Establishing the psyllid: field studies for the biological control of Japanese knotweed
Japanese knotweed is highly damaging. It spreads extremely quickly, preventing native vegetation from growing and has significant impacts on infrastructure. Current control methods rely mainly on chemicals. Research, however, has identified a tiny psyllid from Japan as a suitable and safe agent to control Japanese knotweed in the UK, Canada, the Netherlands and USA. The current aim of this project is to achieve establishment and impact of the psyllid on Japanese knotweed in these countries.
So, what’s the problem
Japanese knotweed (Fallopia japonica) is one of the most damaging invasive weeds in the UK, Europe and North America. Growing up to a metre a month, it is a problem to the construction industry whilst also out-competing native vegetation. Since it was introduced as a prized ornamental from Japan in the mid-19th century, the species has become problematic in its entire exotic range where it has established.
In its native Asian range, this plant species evolved with more than one specialized natural enemy – from fungal diseases to insects – which help to control its growth and spread. In Europe, USA and Canada however, none of these natural enemies are present, meaning this non-native invasive knotweed is literally out of control.
Total costs for Japanese knotweed to the British economy is around £165.6 million per year. Currently, the weed can be partially controlled using chemicals, however, given the rate at which the species spreads, conventional control methods are deemed unsustainable because they are costly and/or impractical. Classical biological control could offer a more economical, sustainable and environmentally-friendly approach.
What is this project doing?
CABI’s scientists have carried out extensive research into the biocontrol potential of an insect and a fungal pathogen since 2000 in the UK and USA, extending to Canada in 2007 and then to the Netherlands in 2019.
Field surveys revealed a number of possible natural agents associated to Japanese knotweed and from these, the Aphalara itadori psyllid (a small sap-sucking insect) and fungal leaf-spot pathogen, Mycosphaerella polygoni-cuspidati, were seen as having the highest potential as biocontrol agents.

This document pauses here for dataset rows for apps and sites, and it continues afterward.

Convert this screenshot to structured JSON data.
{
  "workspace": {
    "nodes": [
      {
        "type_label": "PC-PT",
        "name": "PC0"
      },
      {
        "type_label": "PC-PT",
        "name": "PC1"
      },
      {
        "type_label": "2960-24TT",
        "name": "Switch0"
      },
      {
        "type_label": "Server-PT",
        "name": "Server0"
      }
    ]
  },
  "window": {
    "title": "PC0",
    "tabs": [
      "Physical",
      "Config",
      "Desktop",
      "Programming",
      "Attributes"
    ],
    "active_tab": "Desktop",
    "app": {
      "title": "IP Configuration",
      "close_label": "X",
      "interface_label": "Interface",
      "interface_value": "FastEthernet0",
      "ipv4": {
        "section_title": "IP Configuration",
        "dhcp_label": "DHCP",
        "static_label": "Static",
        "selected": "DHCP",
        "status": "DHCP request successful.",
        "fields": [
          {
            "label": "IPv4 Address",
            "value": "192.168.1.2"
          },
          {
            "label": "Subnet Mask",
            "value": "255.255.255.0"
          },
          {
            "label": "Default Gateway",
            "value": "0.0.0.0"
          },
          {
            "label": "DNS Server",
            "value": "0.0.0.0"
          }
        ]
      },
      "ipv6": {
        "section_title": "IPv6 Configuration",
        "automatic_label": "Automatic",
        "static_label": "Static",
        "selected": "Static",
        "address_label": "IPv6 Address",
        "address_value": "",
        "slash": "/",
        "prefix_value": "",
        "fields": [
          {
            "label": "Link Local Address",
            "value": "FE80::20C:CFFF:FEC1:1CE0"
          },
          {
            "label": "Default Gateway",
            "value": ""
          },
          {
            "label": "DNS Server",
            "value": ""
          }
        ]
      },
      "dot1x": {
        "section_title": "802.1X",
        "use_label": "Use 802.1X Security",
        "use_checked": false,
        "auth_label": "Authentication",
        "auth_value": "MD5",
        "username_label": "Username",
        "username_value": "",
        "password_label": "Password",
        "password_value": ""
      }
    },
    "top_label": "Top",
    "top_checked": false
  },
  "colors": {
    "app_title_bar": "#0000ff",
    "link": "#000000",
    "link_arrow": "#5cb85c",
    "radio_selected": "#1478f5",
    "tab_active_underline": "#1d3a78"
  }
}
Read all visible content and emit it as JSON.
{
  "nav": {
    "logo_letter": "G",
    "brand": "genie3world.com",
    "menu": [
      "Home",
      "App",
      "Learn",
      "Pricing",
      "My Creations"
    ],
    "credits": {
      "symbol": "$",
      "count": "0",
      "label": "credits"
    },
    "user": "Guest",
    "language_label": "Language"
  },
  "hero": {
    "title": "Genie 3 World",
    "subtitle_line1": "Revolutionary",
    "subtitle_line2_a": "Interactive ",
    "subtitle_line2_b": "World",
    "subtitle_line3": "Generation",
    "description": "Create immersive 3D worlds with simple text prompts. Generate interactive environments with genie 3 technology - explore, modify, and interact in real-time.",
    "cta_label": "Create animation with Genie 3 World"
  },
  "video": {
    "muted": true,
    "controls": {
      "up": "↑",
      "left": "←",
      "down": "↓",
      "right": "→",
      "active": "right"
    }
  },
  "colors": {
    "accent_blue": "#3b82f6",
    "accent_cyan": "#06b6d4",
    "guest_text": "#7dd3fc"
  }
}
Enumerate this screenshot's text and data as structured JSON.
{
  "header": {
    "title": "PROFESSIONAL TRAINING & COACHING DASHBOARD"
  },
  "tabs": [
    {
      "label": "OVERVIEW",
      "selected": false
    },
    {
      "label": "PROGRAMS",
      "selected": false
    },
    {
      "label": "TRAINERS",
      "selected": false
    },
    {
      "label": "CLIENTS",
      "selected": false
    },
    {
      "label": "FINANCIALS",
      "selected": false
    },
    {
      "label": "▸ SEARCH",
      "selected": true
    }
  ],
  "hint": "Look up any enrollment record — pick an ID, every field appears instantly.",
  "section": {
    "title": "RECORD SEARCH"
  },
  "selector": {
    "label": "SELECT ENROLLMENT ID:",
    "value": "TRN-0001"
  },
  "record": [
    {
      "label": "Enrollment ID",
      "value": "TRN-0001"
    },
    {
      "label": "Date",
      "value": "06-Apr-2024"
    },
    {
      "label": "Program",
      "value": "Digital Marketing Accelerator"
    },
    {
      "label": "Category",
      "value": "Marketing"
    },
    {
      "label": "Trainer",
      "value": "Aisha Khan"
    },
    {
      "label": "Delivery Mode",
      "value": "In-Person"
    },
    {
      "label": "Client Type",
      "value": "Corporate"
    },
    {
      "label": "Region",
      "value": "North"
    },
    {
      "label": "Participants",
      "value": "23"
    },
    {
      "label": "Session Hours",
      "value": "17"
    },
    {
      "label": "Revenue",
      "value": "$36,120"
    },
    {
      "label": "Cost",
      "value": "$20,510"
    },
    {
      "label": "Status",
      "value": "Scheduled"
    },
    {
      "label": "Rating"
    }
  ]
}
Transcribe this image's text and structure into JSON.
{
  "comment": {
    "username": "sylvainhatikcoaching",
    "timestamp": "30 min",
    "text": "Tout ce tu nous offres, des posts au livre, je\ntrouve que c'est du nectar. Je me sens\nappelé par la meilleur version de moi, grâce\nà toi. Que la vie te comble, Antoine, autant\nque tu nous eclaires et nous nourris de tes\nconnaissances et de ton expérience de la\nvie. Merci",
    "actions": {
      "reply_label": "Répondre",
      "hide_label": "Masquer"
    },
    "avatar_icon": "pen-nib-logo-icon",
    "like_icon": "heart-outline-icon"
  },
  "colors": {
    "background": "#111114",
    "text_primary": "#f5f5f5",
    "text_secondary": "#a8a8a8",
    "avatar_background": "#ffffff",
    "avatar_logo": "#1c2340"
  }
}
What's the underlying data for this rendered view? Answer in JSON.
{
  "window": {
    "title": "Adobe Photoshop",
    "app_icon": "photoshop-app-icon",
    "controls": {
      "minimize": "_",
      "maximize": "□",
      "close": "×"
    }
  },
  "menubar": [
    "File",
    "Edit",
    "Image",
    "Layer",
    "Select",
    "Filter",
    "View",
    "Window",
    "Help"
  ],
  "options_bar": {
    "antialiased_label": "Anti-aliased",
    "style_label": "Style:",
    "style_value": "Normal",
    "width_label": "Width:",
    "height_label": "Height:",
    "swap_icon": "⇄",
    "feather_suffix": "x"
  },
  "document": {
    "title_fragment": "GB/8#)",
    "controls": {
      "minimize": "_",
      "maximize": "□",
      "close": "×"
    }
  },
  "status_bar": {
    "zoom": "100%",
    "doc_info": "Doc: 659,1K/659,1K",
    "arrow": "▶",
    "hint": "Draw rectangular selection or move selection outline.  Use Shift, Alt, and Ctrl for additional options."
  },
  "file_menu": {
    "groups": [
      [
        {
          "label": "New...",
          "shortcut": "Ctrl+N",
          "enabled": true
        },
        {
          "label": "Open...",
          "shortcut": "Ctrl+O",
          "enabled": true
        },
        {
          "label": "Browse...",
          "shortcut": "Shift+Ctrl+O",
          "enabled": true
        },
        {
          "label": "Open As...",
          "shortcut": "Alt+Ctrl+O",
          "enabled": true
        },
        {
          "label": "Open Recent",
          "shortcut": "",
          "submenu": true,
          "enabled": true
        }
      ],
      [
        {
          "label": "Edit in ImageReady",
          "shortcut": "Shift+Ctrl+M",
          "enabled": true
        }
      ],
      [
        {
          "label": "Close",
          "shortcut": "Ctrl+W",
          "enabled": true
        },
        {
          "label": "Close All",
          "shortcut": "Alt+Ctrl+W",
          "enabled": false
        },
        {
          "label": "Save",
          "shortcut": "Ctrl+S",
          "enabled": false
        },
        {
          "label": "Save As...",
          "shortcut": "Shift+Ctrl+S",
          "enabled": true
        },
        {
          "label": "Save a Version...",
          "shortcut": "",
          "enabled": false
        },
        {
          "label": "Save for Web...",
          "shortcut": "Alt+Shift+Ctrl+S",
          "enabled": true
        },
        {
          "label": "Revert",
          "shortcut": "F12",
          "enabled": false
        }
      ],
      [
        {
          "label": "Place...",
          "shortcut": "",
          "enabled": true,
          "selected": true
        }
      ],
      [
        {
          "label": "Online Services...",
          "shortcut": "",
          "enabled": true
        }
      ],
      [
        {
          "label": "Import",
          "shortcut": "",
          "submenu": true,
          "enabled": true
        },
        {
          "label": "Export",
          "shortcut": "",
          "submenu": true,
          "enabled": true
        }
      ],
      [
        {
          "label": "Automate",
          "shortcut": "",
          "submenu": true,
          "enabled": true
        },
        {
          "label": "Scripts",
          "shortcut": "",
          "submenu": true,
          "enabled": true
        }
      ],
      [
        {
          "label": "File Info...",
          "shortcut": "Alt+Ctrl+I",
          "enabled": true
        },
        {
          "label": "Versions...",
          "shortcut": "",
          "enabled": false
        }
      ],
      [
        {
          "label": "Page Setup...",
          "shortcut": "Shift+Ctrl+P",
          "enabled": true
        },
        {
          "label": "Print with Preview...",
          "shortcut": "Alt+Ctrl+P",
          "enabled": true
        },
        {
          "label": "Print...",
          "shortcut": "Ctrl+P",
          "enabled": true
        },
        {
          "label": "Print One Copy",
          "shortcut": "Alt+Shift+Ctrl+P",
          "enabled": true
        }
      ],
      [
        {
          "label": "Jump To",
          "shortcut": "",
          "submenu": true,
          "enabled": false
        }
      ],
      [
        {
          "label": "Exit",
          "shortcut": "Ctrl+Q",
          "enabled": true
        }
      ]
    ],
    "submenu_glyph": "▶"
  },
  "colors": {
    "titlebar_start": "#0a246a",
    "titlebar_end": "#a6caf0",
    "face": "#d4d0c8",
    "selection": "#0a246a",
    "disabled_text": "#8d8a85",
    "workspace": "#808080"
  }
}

CABI is working with the UK Government on the approved release of the specialist psyllid as a control agent for Japanese knotweed in the UK. The psyllid was approved for release in the UK in 2010 followed by mass releases during subsequent years. The releases are taking place in field trials at a number of sites in England and Wales. Part of the release protocol includes a monitoring plan, which aims to record the impact of the psyllid on Japanese knotweed, but also to detect any potential adverse effects on native plants and invertebrates.
Observations revealed that the psyllids collected from Mt. Aso, Kumamoto Prefecture, Japan, reproduced and survived over on Japanese knotweed at several release sites in the UK. However, long-term establishment and persistent overwintering have proved challenging.
Research in Canada assessed the suitability of the agents for this geographic region. Research for British Columbia’s Ministry of Forests, Lands and Natural Resource Operations, as well as for the USA in partnership with the United States Department of Agriculture (USDA), has been running in parallel. The psyllid was released in Canada in 2014 and in the USA in 2021. The spread and impact will be closely monitored.
Murakami psyllid In 2019, a survey was carried out in Japan to collect better climatically-matched psyllids. Extensive and severe leaf curling damage, attributed to psyllids, was found at Murakami in the Niigata Prefecture and will continue to be investigated. The Murakami psyllid was released in 2020 in the Netherlands after approval for release by Dutch authorities. The psyllid was also released in the UK and Canada in 2021 – its spread and impact are being closely monitored.
Mycosphaerella polygoni-cuspidati, leaf-spot pathagon The fungal leaf-spot pathogen, Mycosphaerella polygoni-cuspidati, was not successful as a classical agent due to its potential to damage other plants. However, it is now undergoing research to assess its suitability as a mycoherbicide.
Project Scientist, Plant Pathologist
CABI, Bakeham Ln, Englefield Green, Egham TW20 9TY, UK
Ministry of Forests, British Columbia, Canada
Cornwall Council - previous sponsor
British Waterways (Canal & River Trust) - previous sponsor
Department for Environment, Food and Rural Affairs (DEFRA) - current sponsor
Environment Agency - previous sponsor
Network Rail - previous sponsor
South West Regional Development Agency (SWRDA) - previous sponsor
Oral presentation transcription